§ **Dataset excerpts**
--*--
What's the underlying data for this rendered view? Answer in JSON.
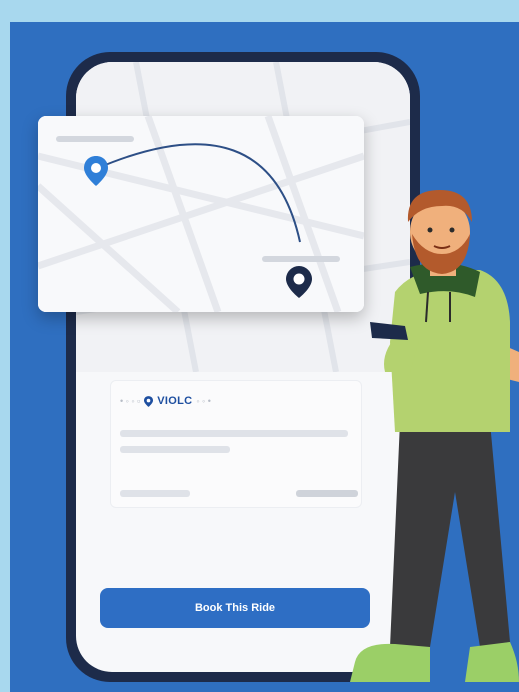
{
  "app": {
    "logo_text": "VIOLC"
  },
  "ride": {
    "book_button_label": "Book This Ride"
  },
  "colors": {
    "background": "#a8d8ee",
    "panel": "#2f6fc0",
    "accent": "#2e6ec4",
    "phone_frame": "#1d2b4a",
    "pin_blue": "#2f7fd8",
    "pin_dark": "#1d2b4a"
  },
  "icons": [
    "origin-pin-icon",
    "destination-pin-icon",
    "logo-pin-icon"
  ]
}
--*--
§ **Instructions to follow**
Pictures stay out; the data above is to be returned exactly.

§ **Answer to this exercise**
What's the underlying data for this rendered view? Answer in JSON.
{
  "app": {
    "logo_text": "VIOLC"
  },
  "ride": {
    "book_button_label": "Book This Ride"
  },
  "colors": {
    "background": "#a8d8ee",
    "panel": "#2f6fc0",
    "accent": "#2e6ec4",
    "phone_frame": "#1d2b4a",
    "pin_blue": "#2f7fd8",
    "pin_dark": "#1d2b4a"
  },
  "icons": [
    "origin-pin-icon",
    "destination-pin-icon",
    "logo-pin-icon"
  ]
}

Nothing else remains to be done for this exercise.